But perhaps one shouldn’t speak of the “women’s movement.” After all, aren’t there almost as many feminisms as there are feminists? However, it is safe to assume that feminists of different stripes share at least two basic principles: 1) one’s dignity and sense of self-worth should not depend on one’s gender, and 2) opportunities for achievement should not favor one gender over another. Almost all feminists have been willing to substitute “race” and “ethnicity” for “gender” in these two statements. Almost all feminists would argue that to set the oppressed against each other is reprehensible and undermines these principles. We rise or fall together. Isn’t this what feminists have believed? Further, means are inextricably linked with ends. You can’t promote human dignity by undermining it in your practices.
Clinton’s recent comments and strategy have wrenched means from ends. In her quest for the presidency, and now perhaps the vice presidency (or who knows what else), she has behaved as if she is willing to see divisions widen between races and classes. Here is Hillary’s recent comment in USA Today on the topic of white workers.
“There was just an AP article posted that found how Senator Obama’s support among working, hardworking Americans, white Americans, is weakening again, and how the, you know, whites in both states who had not completed college were supporting me.”
This was not an accidental throwaway comment. (And Clinton can’t hide behind the fact that she is “citing” an AP story. One is responsible for the news stories that one cites.) Numerous times during this race the Clinton campaign has attempted to make Obama the Black Candidate. What is so extraordinary about this recent statement is just how matter of fact it is. But suppose the positions were reversed. Suppose Obama was losing. Suppose Obama decided that he had to devise a “black strategy” in order to deny Clinton the nomination or gain leverage. Suppose Obama had said,
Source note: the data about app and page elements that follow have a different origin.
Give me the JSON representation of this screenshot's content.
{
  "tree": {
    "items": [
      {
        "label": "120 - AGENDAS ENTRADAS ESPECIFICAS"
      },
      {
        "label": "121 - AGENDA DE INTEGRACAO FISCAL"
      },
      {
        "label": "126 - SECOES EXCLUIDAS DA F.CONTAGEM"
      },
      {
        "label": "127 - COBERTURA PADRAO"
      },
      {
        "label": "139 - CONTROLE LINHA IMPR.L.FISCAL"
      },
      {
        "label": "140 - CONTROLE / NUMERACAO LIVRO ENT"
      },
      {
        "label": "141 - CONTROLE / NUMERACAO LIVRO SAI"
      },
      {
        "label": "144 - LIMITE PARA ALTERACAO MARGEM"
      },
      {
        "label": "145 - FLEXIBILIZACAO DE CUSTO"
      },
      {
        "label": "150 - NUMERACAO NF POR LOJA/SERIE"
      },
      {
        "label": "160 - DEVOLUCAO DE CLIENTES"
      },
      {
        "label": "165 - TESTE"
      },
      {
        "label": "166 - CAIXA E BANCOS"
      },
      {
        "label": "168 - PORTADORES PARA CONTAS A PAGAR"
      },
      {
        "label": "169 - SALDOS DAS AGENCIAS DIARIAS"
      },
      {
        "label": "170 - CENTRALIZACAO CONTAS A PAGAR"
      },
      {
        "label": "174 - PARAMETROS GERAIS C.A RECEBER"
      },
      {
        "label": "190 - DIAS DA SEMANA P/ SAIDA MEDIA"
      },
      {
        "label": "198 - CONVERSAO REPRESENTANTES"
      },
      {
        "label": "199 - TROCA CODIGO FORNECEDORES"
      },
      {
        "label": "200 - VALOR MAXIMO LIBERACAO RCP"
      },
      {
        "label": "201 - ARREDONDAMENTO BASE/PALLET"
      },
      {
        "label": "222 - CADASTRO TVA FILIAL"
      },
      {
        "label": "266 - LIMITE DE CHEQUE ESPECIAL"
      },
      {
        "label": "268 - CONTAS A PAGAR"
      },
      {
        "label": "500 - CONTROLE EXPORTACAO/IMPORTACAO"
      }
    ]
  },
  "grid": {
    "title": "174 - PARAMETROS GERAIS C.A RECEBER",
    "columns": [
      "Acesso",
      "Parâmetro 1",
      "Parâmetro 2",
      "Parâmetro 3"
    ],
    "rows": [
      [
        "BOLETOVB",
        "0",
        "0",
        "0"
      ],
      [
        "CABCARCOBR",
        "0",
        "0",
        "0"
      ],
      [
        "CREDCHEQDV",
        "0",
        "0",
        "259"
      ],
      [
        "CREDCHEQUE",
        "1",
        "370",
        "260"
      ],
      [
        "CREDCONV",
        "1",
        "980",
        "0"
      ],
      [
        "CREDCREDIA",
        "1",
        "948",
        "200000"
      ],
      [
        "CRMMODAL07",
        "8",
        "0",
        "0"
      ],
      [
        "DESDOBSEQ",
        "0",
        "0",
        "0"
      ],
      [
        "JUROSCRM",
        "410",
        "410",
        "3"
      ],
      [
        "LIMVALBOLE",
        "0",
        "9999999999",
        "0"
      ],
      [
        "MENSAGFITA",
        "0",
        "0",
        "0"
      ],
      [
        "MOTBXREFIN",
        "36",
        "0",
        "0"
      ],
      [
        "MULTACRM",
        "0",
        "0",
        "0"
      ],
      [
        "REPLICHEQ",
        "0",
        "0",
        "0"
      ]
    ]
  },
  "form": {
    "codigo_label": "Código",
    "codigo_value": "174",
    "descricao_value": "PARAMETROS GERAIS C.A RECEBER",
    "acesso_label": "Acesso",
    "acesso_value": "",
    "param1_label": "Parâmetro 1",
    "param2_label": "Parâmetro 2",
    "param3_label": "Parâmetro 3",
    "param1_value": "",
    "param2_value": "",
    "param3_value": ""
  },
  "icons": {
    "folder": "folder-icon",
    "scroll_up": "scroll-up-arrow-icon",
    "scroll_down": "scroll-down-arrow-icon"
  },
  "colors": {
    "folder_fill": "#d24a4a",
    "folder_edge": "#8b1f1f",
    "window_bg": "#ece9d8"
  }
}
“There was just an AP article posted that found how Senator Clinton’s support among working, hardworking Americans, black Americans, is weakening again, and how the, you know, blacks in both states who had not completed college were supporting me.”
Think of the implications. Obama would surely be viewed as playing the race card or perhaps the race deck. At minimum Hillary supporters would view Obama’s version of the statement as fostering a divide between white women and blacks, for patently selfish ends. Further, it would be viewed as creating rifts in the Democratic Party that make winning in November more difficult, thereby undermining feminism, because the Republicans will not be good for women’s issues.
Why aren’t Hillary’s feminist supporters taking her to task for these comments? We have heard some criticisms by Clinton supporters. But they are often softened with, “Well, she really didn’t mean it.” Nonsense on stilts. She meant it. Her campaign now depends on a strategy that the statement promotes. She wants to rack up a large white vote in West Virginia and Kentucky. She wants to be able to say that she is the candidate of white workers, especially white male workers. Anyone who doesn’t call this for what it is, is an apologist. And one reason for being an apologist is the fear of failing the Hillary loyalty/feminist test. But this is wrong. It is putting Hillary above feminism(s).
Feminists who have supported Clinton need to speak out NOW, and speak out with vigor. Feminism(s), and what it stands for, is more important than Hillary Clinton.